Visa changes to benefit international students
In welcome news for international students many of whom are stranded offshore due to the coronavirus-induced border restrictions,
The federal government has announced a raft of changes to visa arrangements to prop up Australia’s position as a destination for international students.
There are five major changes that will impact students who are currently in and outside the country.
Announcing the changes, acting minister for immigration, Alan Tudge said the changes will provide “assurance” to international students already in Australia and those who haven’t been able to travel due to COVID-19 border closures.
“These measures back the international education sector – our fourth-largest export sector – and will assist its recovery,” Mr Tudge said.
He said the changes were aimed at limiting the impact of the COVID-19 pandemic on international students – a cohort of visa holders that contribute $40 billion annually and support 250,000 jobs:
The government says it will recommence the granting student visas to new students meaning that when borders will re-open, students will already have visas and they will be able to make arrangements to travel.
International students will be able to lodge a further student visa application free of charge if they are unable to complete their studies within their original visa validity due to COVID-19.
Also, current student visa holders studying online outside Australia due to COVID-19 will be able to use that study to count towards the Australian study requirement for a post-study work visa.
And graduates who held a student visa will be eligible to apply for a post-study work visa outside Australia if they are unable to return due to COVID-19.
Also, extra time will be given for applicants to provide English language results where COVID-19 has disrupted access to these services.
Minister Tudge said that the government has been guided by the principles that the health of Australians is key, “but the international students should not be further disadvantaged by COVID-19”.
But the minister did not provide a specific timeline indicating when the international students will be able to return to the country, amid speculations that the pilots initiated by universities across the country have been abandoned.
The initiatives come as university workers are bracing for more than 30,000 job losses as the COVID-19 pandemic devastates foreign student enrolments.
Peak industry association Universities Australia has previously warned that 21,000 full-time university jobs are at risk, with major universities like the University of New South Wales (493 job losses), Monash (277), and Melbourne (300) already putting a number on likely losses.

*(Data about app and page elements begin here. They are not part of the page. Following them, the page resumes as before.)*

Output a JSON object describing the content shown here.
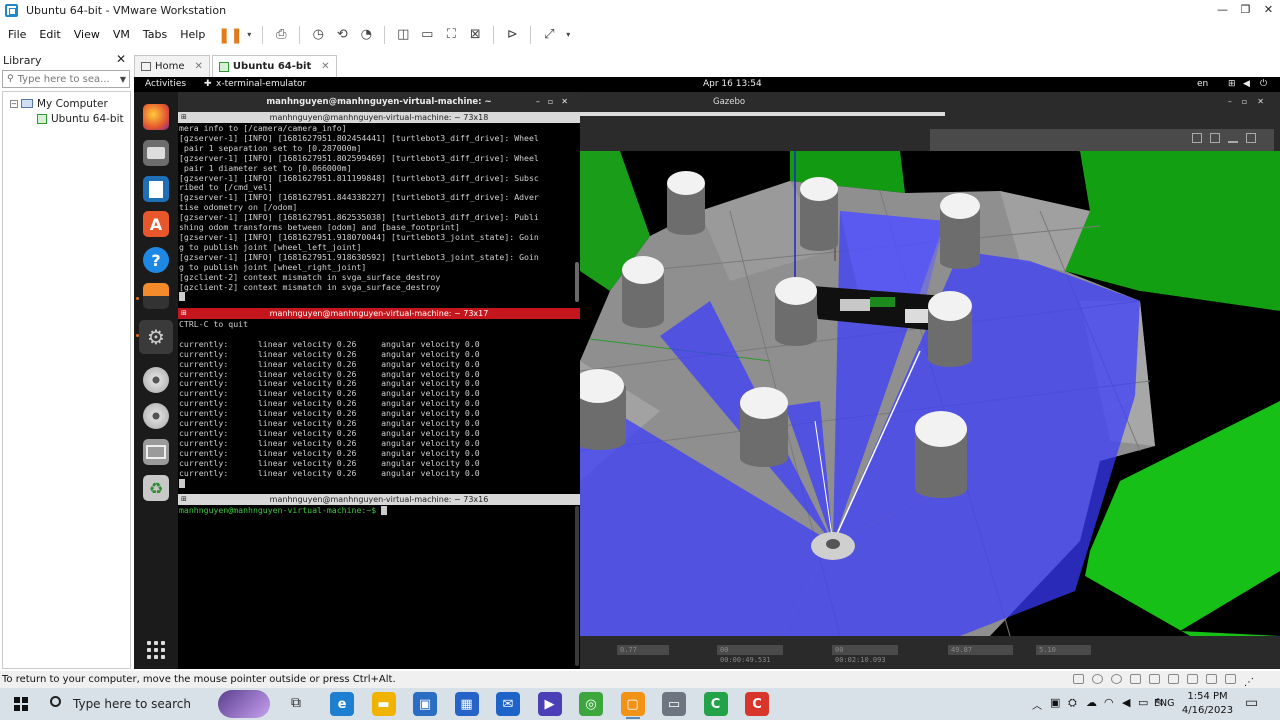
{
  "window": {
    "title": "Ubuntu 64-bit - VMware Workstation",
    "controls": [
      "—",
      "❐",
      "✕"
    ]
  },
  "menu": [
    "File",
    "Edit",
    "View",
    "VM",
    "Tabs",
    "Help"
  ],
  "library": {
    "title": "Library",
    "close": "✕",
    "search_placeholder": "Type here to sea...",
    "tree": {
      "root": "My Computer",
      "child": "Ubuntu 64-bit",
      "toggle": "−"
    }
  },
  "tabs": [
    {
      "label": "Home",
      "close": "✕"
    },
    {
      "label": "Ubuntu 64-bit",
      "close": "✕"
    }
  ],
  "guest_topbar": {
    "activities": "Activities",
    "app": "x-terminal-emulator",
    "clock": "Apr 16  13:54",
    "lang": "en"
  },
  "terminal_header": {
    "title": "manhnguyen@manhnguyen-virtual-machine: ~",
    "buttons": "–▫✕"
  },
  "terminal1": {
    "title": "manhnguyen@manhnguyen-virtual-machine: ~ 73x18",
    "lines": [
      "mera info to [/camera/camera_info]",
      "[gzserver-1] [INFO] [1681627951.802454441] [turtlebot3_diff_drive]: Wheel",
      " pair 1 separation set to [0.287000m]",
      "[gzserver-1] [INFO] [1681627951.802599469] [turtlebot3_diff_drive]: Wheel",
      " pair 1 diameter set to [0.066000m]",
      "[gzserver-1] [INFO] [1681627951.811199848] [turtlebot3_diff_drive]: Subsc",
      "ribed to [/cmd_vel]",
      "[gzserver-1] [INFO] [1681627951.844338227] [turtlebot3_diff_drive]: Adver",
      "tise odometry on [/odom]",
      "[gzserver-1] [INFO] [1681627951.862535038] [turtlebot3_diff_drive]: Publi",
      "shing odom transforms between [odom] and [base_footprint]",
      "[gzserver-1] [INFO] [1681627951.918070044] [turtlebot3_joint_state]: Goin",
      "g to publish joint [wheel_left_joint]",
      "[gzserver-1] [INFO] [1681627951.918630592] [turtlebot3_joint_state]: Goin",
      "g to publish joint [wheel_right_joint]",
      "[gzclient-2] context mismatch in svga_surface_destroy",
      "[gzclient-2] context mismatch in svga_surface_destroy"
    ]
  },
  "terminal2": {
    "title": "manhnguyen@manhnguyen-virtual-machine: ~ 73x17",
    "quit_line": "CTRL-C to quit",
    "row_label": "currently:",
    "linear": "linear velocity 0.26",
    "angular": "angular velocity 0.0",
    "row_count": 14
  },
  "terminal3": {
    "title": "manhnguyen@manhnguyen-virtual-machine: ~ 73x16",
    "prompt": "manhnguyen@manhnguyen-virtual-machine:~$"
  },
  "gazebo": {
    "title": "Gazebo",
    "buttons": "–▫✕",
    "status_fields": [
      "0.77",
      "00 00:00:49.531",
      "00 00:02:10.093",
      "49.87",
      "5.10"
    ]
  },
  "vm_status": {
    "text": "To return to your computer, move the mouse pointer outside or press Ctrl+Alt."
  },
  "taskbar": {
    "search": "Type here to search",
    "apps": [
      {
        "name": "edge",
        "color": "#1d7fd2",
        "glyph": "e"
      },
      {
        "name": "explorer",
        "color": "#f0b400",
        "glyph": "▬"
      },
      {
        "name": "store",
        "color": "#2b6cc4",
        "glyph": "▣"
      },
      {
        "name": "photos",
        "color": "#2563c9",
        "glyph": "▦"
      },
      {
        "name": "mail",
        "color": "#1e64c8",
        "glyph": "✉"
      },
      {
        "name": "media",
        "color": "#4b3fb8",
        "glyph": "▶"
      },
      {
        "name": "app-green",
        "color": "#3da63d",
        "glyph": "◎"
      },
      {
        "name": "vmware",
        "color": "#f29318",
        "glyph": "▢"
      },
      {
        "name": "app-gray",
        "color": "#6d7680",
        "glyph": "▭"
      },
      {
        "name": "app-green-2",
        "color": "#22a34a",
        "glyph": "C"
      },
      {
        "name": "app-red",
        "color": "#d9362b",
        "glyph": "C"
      }
    ],
    "lang": "ENG",
    "time": "1:54 PM",
    "date": "4/16/2023"
  }
}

But other estimates says the 21,000 figure doesn’t include casuals, many of whom lost their jobs when the pandemic hit. If casuals are included, the figure could be as high as 30,000.